The Institute’s cluster faculty members also greatly enhance and impact the experience of UC Berkeley students, especially graduate students. About two dozen new courses addressing issues of gender, race, sexual orientation, and poverty have been created by Institute faculty in departments ranging from law to geography.
POLITICAL AND PUBLIC EDUCATION
Institute cluster faculty have been instrumental in shaping an extensive suite of programming for the campus and wider community, often on issues that have not been adequately explored through other venues.
Launched by the Institute in 2017, the UC Berkeley Research to Impact lecture series focuses on programming regarding critical and cutting-edge scholarship. Symposia topics have ranged from high-stakes issues such as: the criminalization of African American and Latino teens; political knowledge and engagement in communities of color; and disability studies. The series, collaboratively curated by Institute faculty, has hosted such leaders as Richard Reeves of the Brookings Institute speaking on “Dream Hoarders: How the American Middle Class is Leaving Everyone Else in the Dust”; Victor Rios from UC Santa Barbara on “The Mis-Education and Criminalization of Black and Latino Boys”; Cathy Cohen on “Reimagining Political Knowledge: Race and the Carceral State”; and a panel on family separations featuring Ericka Huggins, Heidi Castaneda and Angie Junck. These lectures have drawn hundreds of attendees from across UC Berkeley and the local community.

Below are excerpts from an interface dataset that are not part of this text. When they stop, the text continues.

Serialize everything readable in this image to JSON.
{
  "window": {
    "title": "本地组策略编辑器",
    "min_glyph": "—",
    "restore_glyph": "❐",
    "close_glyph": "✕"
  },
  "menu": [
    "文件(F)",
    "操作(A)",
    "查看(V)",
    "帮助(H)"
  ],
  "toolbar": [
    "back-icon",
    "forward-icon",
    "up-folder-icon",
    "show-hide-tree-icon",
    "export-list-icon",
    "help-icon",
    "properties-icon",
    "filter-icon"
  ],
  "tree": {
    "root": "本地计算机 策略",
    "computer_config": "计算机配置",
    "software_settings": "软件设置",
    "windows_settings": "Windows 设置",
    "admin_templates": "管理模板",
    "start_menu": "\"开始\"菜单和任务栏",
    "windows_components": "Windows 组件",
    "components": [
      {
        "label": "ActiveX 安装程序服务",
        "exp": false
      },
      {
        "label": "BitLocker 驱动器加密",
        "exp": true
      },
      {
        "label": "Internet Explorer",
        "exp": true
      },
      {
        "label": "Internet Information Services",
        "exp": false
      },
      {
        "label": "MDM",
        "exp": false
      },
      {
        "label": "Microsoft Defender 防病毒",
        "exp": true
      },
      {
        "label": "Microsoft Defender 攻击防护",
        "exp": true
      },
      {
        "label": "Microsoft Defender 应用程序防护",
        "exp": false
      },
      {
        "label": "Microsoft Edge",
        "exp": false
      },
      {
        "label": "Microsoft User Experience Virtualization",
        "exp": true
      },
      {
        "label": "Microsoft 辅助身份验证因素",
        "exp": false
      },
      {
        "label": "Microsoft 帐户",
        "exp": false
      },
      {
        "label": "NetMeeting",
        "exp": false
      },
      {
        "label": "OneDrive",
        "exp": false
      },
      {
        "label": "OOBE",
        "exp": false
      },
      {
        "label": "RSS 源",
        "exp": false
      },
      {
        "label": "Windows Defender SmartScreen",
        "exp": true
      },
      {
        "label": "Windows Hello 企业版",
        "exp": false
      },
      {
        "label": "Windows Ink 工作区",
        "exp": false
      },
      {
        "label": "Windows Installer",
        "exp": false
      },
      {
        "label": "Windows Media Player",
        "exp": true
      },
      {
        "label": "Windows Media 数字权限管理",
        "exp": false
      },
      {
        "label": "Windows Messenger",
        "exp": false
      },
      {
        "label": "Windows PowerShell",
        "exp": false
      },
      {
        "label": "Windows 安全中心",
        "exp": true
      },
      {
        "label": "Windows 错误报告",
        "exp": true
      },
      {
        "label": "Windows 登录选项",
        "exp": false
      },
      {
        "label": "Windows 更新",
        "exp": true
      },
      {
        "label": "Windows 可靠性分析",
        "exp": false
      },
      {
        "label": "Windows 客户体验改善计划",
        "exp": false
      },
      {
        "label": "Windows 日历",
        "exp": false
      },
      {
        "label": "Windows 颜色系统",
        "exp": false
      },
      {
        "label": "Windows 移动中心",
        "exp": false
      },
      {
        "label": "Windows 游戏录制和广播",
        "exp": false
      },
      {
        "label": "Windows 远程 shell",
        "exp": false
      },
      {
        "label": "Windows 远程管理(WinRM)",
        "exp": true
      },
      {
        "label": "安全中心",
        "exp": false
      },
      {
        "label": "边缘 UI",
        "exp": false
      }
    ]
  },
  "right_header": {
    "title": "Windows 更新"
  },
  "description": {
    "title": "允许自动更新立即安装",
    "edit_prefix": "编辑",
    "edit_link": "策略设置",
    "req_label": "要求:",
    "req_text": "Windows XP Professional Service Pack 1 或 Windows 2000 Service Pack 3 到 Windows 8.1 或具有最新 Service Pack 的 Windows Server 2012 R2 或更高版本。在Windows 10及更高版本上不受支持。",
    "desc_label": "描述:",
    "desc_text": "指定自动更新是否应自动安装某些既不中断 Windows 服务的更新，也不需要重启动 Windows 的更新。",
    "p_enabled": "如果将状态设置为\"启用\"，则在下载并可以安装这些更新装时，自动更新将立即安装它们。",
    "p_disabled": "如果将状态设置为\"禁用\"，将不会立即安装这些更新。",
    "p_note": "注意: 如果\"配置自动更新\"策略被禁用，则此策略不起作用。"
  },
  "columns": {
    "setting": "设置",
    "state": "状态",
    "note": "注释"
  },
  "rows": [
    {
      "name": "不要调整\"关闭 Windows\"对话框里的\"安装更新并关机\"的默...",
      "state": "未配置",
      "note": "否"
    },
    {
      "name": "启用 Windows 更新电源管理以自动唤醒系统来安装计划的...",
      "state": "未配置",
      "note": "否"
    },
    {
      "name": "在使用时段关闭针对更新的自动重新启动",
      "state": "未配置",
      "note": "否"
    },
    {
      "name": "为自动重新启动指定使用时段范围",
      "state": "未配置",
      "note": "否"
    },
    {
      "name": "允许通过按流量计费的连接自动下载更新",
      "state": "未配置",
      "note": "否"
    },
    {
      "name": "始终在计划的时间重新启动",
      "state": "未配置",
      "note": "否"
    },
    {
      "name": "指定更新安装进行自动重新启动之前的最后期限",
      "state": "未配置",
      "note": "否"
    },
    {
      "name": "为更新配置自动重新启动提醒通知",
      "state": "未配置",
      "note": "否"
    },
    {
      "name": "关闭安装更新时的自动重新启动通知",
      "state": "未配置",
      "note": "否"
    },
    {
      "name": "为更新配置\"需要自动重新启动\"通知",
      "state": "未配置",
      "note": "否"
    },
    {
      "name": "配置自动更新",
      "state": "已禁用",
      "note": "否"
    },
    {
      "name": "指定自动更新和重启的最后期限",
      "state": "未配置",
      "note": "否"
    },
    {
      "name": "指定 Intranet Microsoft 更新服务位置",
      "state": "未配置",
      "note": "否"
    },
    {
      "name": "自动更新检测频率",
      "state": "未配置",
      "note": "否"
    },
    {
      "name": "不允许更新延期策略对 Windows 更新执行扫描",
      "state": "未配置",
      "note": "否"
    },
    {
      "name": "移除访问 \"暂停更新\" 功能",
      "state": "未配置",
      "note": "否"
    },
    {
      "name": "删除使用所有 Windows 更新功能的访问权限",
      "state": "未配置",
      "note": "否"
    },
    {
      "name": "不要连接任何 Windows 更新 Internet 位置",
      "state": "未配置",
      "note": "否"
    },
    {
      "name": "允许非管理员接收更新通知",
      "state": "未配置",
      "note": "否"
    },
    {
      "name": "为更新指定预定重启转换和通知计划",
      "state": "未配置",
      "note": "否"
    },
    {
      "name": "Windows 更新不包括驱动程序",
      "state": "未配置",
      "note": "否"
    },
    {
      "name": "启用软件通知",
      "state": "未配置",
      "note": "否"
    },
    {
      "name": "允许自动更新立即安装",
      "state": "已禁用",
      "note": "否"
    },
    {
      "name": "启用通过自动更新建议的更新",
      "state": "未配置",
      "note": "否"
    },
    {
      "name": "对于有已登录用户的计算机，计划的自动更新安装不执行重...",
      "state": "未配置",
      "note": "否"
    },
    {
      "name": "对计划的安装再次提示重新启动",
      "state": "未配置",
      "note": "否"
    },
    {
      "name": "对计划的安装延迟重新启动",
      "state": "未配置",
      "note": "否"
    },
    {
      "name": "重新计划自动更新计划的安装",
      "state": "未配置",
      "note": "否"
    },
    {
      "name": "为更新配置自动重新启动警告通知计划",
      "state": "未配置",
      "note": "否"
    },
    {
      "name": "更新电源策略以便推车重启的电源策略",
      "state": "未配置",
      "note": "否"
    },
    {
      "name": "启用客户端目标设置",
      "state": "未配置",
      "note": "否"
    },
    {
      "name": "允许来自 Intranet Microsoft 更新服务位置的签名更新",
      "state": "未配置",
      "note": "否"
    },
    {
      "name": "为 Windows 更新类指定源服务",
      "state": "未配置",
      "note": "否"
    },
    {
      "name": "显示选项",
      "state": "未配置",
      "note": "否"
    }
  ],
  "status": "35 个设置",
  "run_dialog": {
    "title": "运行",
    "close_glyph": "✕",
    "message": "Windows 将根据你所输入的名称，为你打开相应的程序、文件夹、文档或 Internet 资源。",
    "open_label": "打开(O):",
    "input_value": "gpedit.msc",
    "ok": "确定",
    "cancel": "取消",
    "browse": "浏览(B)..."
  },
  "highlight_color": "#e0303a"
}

Another critical contribution to public education from Institute faculty, led by associate director Denise Herd, was a large-scale campuswide initiative commemorating the 400th anniversary of the forced arrival of enslaved Africans in the English Colonies. The 400 Years of Resistance to Slavery and Injustice initiative curated dozens of events for the 2019-2020 academic year on campus with scholars, activists, and artists from around the country reflecting on the enduring legacies of slavery and Jim Crow, looking at the Civil Rights era, our current era, and trying to imagine a future based on justice, reconciliation, and belonging. The initiative was launched with a day-long symposium in August 2019 featuring more than a dozen speakers from backgrounds in history, African American studies, and activism, which drew hundreds of attendees. As the principal organizer of the initiative, the Institute also developed a website with event details and videos, as well as educational resources for people to learn more about African American history. Among those resources is an interactive timeline with almost 200 entries with descriptions and images of key events and moments from 1619 to 2019.
The Othering & Belonging Institute faculty clusters set UC Berkeley apart from other academic institutions as one of the few campuses in the nation combining faculty diversity recruitment, scholarly and policy-oriented research, and educational programming.